• How to complete this task
Please return the listing exactly as written, but without its pictures.

----

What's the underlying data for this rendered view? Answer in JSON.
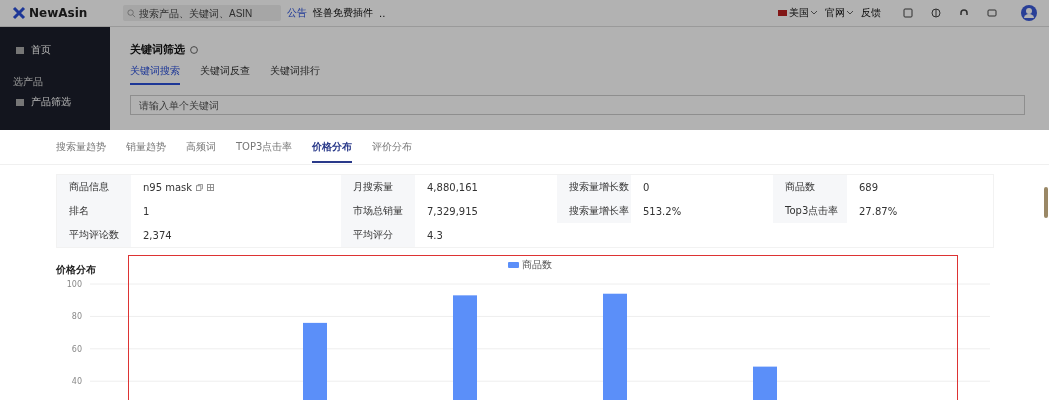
{
  "header": {
    "logo": "NewAsin",
    "search_placeholder": "搜索产品、关键词、ASIN",
    "links": [
      "公告",
      "怪兽免费插件"
    ],
    "more": "..",
    "nav": [
      {
        "label": "美国",
        "dropdown": true
      },
      {
        "label": "官网",
        "dropdown": true
      },
      {
        "label": "反馈",
        "dropdown": false
      }
    ]
  },
  "sidebar": {
    "items": [
      {
        "label": "首页",
        "kind": "item"
      },
      {
        "label": "选产品",
        "kind": "section"
      },
      {
        "label": "产品筛选",
        "kind": "item"
      }
    ]
  },
  "page": {
    "title": "关键词筛选",
    "tabs": [
      {
        "label": "关键词搜索",
        "selected": true
      },
      {
        "label": "关键词反查",
        "selected": false
      },
      {
        "label": "关键词排行",
        "selected": false
      }
    ],
    "search_placeholder": "请输入单个关键词"
  },
  "modal": {
    "tabs": [
      {
        "label": "搜索量趋势",
        "selected": false
      },
      {
        "label": "销量趋势",
        "selected": false
      },
      {
        "label": "高频词",
        "selected": false
      },
      {
        "label": "TOP3点击率",
        "selected": false
      },
      {
        "label": "价格分布",
        "selected": true
      },
      {
        "label": "评价分布",
        "selected": false
      }
    ],
    "info_rows": [
      [
        {
          "label": "商品信息",
          "value": "n95 mask",
          "icons": true
        },
        {
          "label": "月搜索量",
          "value": "4,880,161"
        },
        {
          "label": "搜索量增长数",
          "value": "0"
        },
        {
          "label": "商品数",
          "value": "689"
        }
      ],
      [
        {
          "label": "排名",
          "value": "1"
        },
        {
          "label": "市场总销量",
          "value": "7,329,915"
        },
        {
          "label": "搜索量增长率",
          "value": "513.2%"
        },
        {
          "label": "Top3点击率",
          "value": "27.87%"
        }
      ],
      [
        {
          "label": "平均评论数",
          "value": "2,374"
        },
        {
          "label": "平均评分",
          "value": "4.3"
        }
      ]
    ],
    "chart_title": "价格分布",
    "chart_data": {
      "type": "bar",
      "series": [
        {
          "name": "商品数",
          "color": "#5b8ff9",
          "values": [
            null,
            76,
            93,
            94,
            49,
            null
          ]
        }
      ],
      "yticks": [
        40,
        60,
        80,
        100
      ],
      "ylim": [
        0,
        100
      ],
      "grid": true
    }
  }
}
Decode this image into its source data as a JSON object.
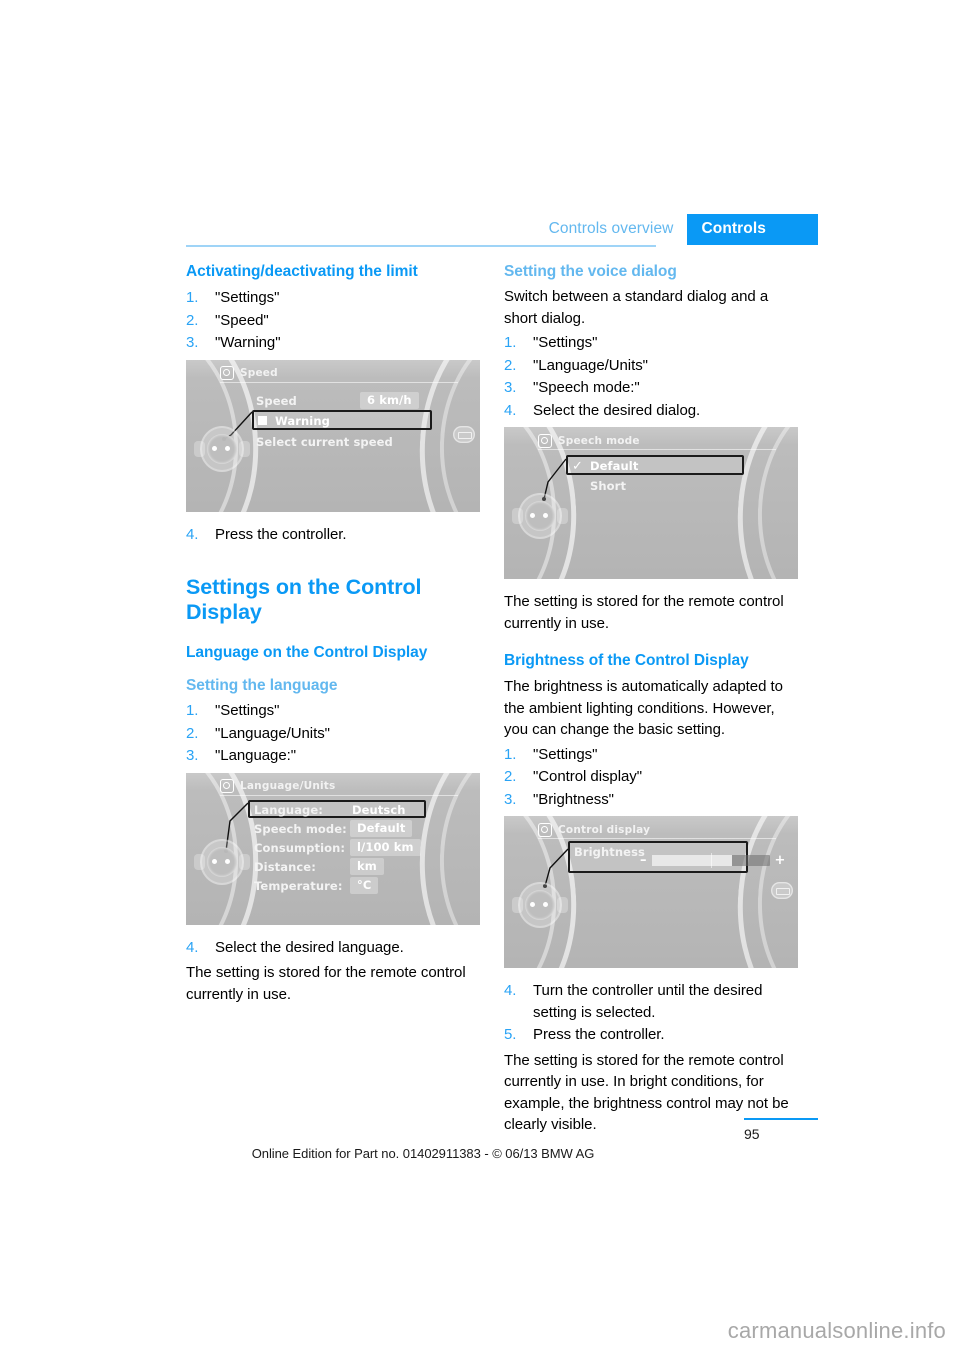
{
  "header": {
    "tab_inactive": "Controls overview",
    "tab_active": "Controls",
    "accent_color": "#0a99f5",
    "accent_light": "#63b8ef"
  },
  "left_column": {
    "heading_limit": "Activating/deactivating the limit",
    "steps_limit": [
      {
        "num": "1.",
        "text": "\"Settings\""
      },
      {
        "num": "2.",
        "text": "\"Speed\""
      },
      {
        "num": "3.",
        "text": "\"Warning\""
      }
    ],
    "figure_speed": {
      "title": "Speed",
      "row_label": "Speed",
      "row_value": "6 km/h",
      "highlight_item": "Warning",
      "hint": "Select current speed"
    },
    "step_after_speed": {
      "num": "4.",
      "text": "Press the controller."
    },
    "heading_settings": "Settings on the Control Display",
    "heading_language": "Language on the Control Display",
    "heading_setting_language": "Setting the language",
    "steps_language": [
      {
        "num": "1.",
        "text": "\"Settings\""
      },
      {
        "num": "2.",
        "text": "\"Language/Units\""
      },
      {
        "num": "3.",
        "text": "\"Language:\""
      }
    ],
    "figure_language": {
      "title": "Language/Units",
      "rows": [
        {
          "label": "Language:",
          "value": "Deutsch",
          "highlighted": true
        },
        {
          "label": "Speech mode:",
          "value": "Default",
          "highlighted": false
        },
        {
          "label": "Consumption:",
          "value": "l/100 km",
          "highlighted": false
        },
        {
          "label": "Distance:",
          "value": "km",
          "highlighted": false
        },
        {
          "label": "Temperature:",
          "value": "°C",
          "highlighted": false
        }
      ]
    },
    "step_select_language": {
      "num": "4.",
      "text": "Select the desired language."
    },
    "stored_note": "The setting is stored for the remote control currently in use."
  },
  "right_column": {
    "heading_voice": "Setting the voice dialog",
    "intro_voice": "Switch between a standard dialog and a short dialog.",
    "steps_voice": [
      {
        "num": "1.",
        "text": "\"Settings\""
      },
      {
        "num": "2.",
        "text": "\"Language/Units\""
      },
      {
        "num": "3.",
        "text": "\"Speech mode:\""
      },
      {
        "num": "4.",
        "text": "Select the desired dialog."
      }
    ],
    "figure_speech": {
      "title": "Speech mode",
      "option_selected": "Default",
      "option_other": "Short"
    },
    "stored_note": "The setting is stored for the remote control currently in use.",
    "heading_brightness": "Brightness of the Control Display",
    "intro_brightness": "The brightness is automatically adapted to the ambient lighting conditions. However, you can change the basic setting.",
    "steps_brightness": [
      {
        "num": "1.",
        "text": "\"Settings\""
      },
      {
        "num": "2.",
        "text": "\"Control display\""
      },
      {
        "num": "3.",
        "text": "\"Brightness\""
      }
    ],
    "figure_control_display": {
      "title": "Control display",
      "row_label": "Brightness",
      "minus": "–",
      "plus": "+"
    },
    "steps_brightness_after": [
      {
        "num": "4.",
        "text": "Turn the controller until the desired setting is selected."
      },
      {
        "num": "5.",
        "text": "Press the controller."
      }
    ],
    "closing_note": "The setting is stored for the remote control currently in use. In bright conditions, for example, the brightness control may not be clearly visible."
  },
  "footer": {
    "edition_line": "Online Edition for Part no. 01402911383 - © 06/13 BMW AG",
    "page_number": "95",
    "watermark": "carmanualsonline.info"
  }
}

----

• Answer to the exercise
What's the underlying data for this rendered view? Answer in JSON.
{
  "header": {
    "logo": "NewAsin",
    "search_placeholder": "搜索产品、关键词、ASIN",
    "links": [
      "公告",
      "怪兽免费插件"
    ],
    "more": "..",
    "nav": [
      {
        "label": "美国",
        "dropdown": true
      },
      {
        "label": "官网",
        "dropdown": true
      },
      {
        "label": "反馈",
        "dropdown": false
      }
    ]
  },
  "sidebar": {
    "items": [
      {
        "label": "首页",
        "kind": "item"
      },
      {
        "label": "选产品",
        "kind": "section"
      },
      {
        "label": "产品筛选",
        "kind": "item"
      }
    ]
  },
  "page": {
    "title": "关键词筛选",
    "tabs": [
      {
        "label": "关键词搜索",
        "selected": true
      },
      {
        "label": "关键词反查",
        "selected": false
      },
      {
        "label": "关键词排行",
        "selected": false
      }
    ],
    "search_placeholder": "请输入单个关键词"
  },
  "modal": {
    "tabs": [
      {
        "label": "搜索量趋势",
        "selected": false
      },
      {
        "label": "销量趋势",
        "selected": false
      },
      {
        "label": "高频词",
        "selected": false
      },
      {
        "label": "TOP3点击率",
        "selected": false
      },
      {
        "label": "价格分布",
        "selected": true
      },
      {
        "label": "评价分布",
        "selected": false
      }
    ],
    "info_rows": [
      [
        {
          "label": "商品信息",
          "value": "n95 mask",
          "icons": true
        },
        {
          "label": "月搜索量",
          "value": "4,880,161"
        },
        {
          "label": "搜索量增长数",
          "value": "0"
        },
        {
          "label": "商品数",
          "value": "689"
        }
      ],
      [
        {
          "label": "排名",
          "value": "1"
        },
        {
          "label": "市场总销量",
          "value": "7,329,915"
        },
        {
          "label": "搜索量增长率",
          "value": "513.2%"
        },
        {
          "label": "Top3点击率",
          "value": "27.87%"
        }
      ],
      [
        {
          "label": "平均评论数",
          "value": "2,374"
        },
        {
          "label": "平均评分",
          "value": "4.3"
        }
      ]
    ],
    "chart_title": "价格分布",
    "chart_data": {
      "type": "bar",
      "series": [
        {
          "name": "商品数",
          "color": "#5b8ff9",
          "values": [
            null,
            76,
            93,
            94,
            49,
            null
          ]
        }
      ],
      "yticks": [
        40,
        60,
        80,
        100
      ],
      "ylim": [
        0,
        100
      ],
      "grid": true
    }
  }
}
Decode this image into its source data as a JSON object.
{
  "header": {
    "tab_inactive": "Controls overview",
    "tab_active": "Controls",
    "accent_color": "#0a99f5",
    "accent_light": "#63b8ef"
  },
  "left_column": {
    "heading_limit": "Activating/deactivating the limit",
    "steps_limit": [
      {
        "num": "1.",
        "text": "\"Settings\""
      },
      {
        "num": "2.",
        "text": "\"Speed\""
      },
      {
        "num": "3.",
        "text": "\"Warning\""
      }
    ],
    "figure_speed": {
      "title": "Speed",
      "row_label": "Speed",
      "row_value": "6 km/h",
      "highlight_item": "Warning",
      "hint": "Select current speed"
    },
    "step_after_speed": {
      "num": "4.",
      "text": "Press the controller."
    },
    "heading_settings": "Settings on the Control Display",
    "heading_language": "Language on the Control Display",
    "heading_setting_language": "Setting the language",
    "steps_language": [
      {
        "num": "1.",
        "text": "\"Settings\""
      },
      {
        "num": "2.",
        "text": "\"Language/Units\""
      },
      {
        "num": "3.",
        "text": "\"Language:\""
      }
    ],
    "figure_language": {
      "title": "Language/Units",
      "rows": [
        {
          "label": "Language:",
          "value": "Deutsch",
          "highlighted": true
        },
        {
          "label": "Speech mode:",
          "value": "Default",
          "highlighted": false
        },
        {
          "label": "Consumption:",
          "value": "l/100 km",
          "highlighted": false
        },
        {
          "label": "Distance:",
          "value": "km",
          "highlighted": false
        },
        {
          "label": "Temperature:",
          "value": "°C",
          "highlighted": false
        }
      ]
    },
    "step_select_language": {
      "num": "4.",
      "text": "Select the desired language."
    },
    "stored_note": "The setting is stored for the remote control currently in use."
  },
  "right_column": {
    "heading_voice": "Setting the voice dialog",
    "intro_voice": "Switch between a standard dialog and a short dialog.",
    "steps_voice": [
      {
        "num": "1.",
        "text": "\"Settings\""
      },
      {
        "num": "2.",
        "text": "\"Language/Units\""
      },
      {
        "num": "3.",
        "text": "\"Speech mode:\""
      },
      {
        "num": "4.",
        "text": "Select the desired dialog."
      }
    ],
    "figure_speech": {
      "title": "Speech mode",
      "option_selected": "Default",
      "option_other": "Short"
    },
    "stored_note": "The setting is stored for the remote control currently in use.",
    "heading_brightness": "Brightness of the Control Display",
    "intro_brightness": "The brightness is automatically adapted to the ambient lighting conditions. However, you can change the basic setting.",
    "steps_brightness": [
      {
        "num": "1.",
        "text": "\"Settings\""
      },
      {
        "num": "2.",
        "text": "\"Control display\""
      },
      {
        "num": "3.",
        "text": "\"Brightness\""
      }
    ],
    "figure_control_display": {
      "title": "Control display",
      "row_label": "Brightness",
      "minus": "–",
      "plus": "+"
    },
    "steps_brightness_after": [
      {
        "num": "4.",
        "text": "Turn the controller until the desired setting is selected."
      },
      {
        "num": "5.",
        "text": "Press the controller."
      }
    ],
    "closing_note": "The setting is stored for the remote control currently in use. In bright conditions, for example, the brightness control may not be clearly visible."
  },
  "footer": {
    "edition_line": "Online Edition for Part no. 01402911383 - © 06/13 BMW AG",
    "page_number": "95",
    "watermark": "carmanualsonline.info"
  }
}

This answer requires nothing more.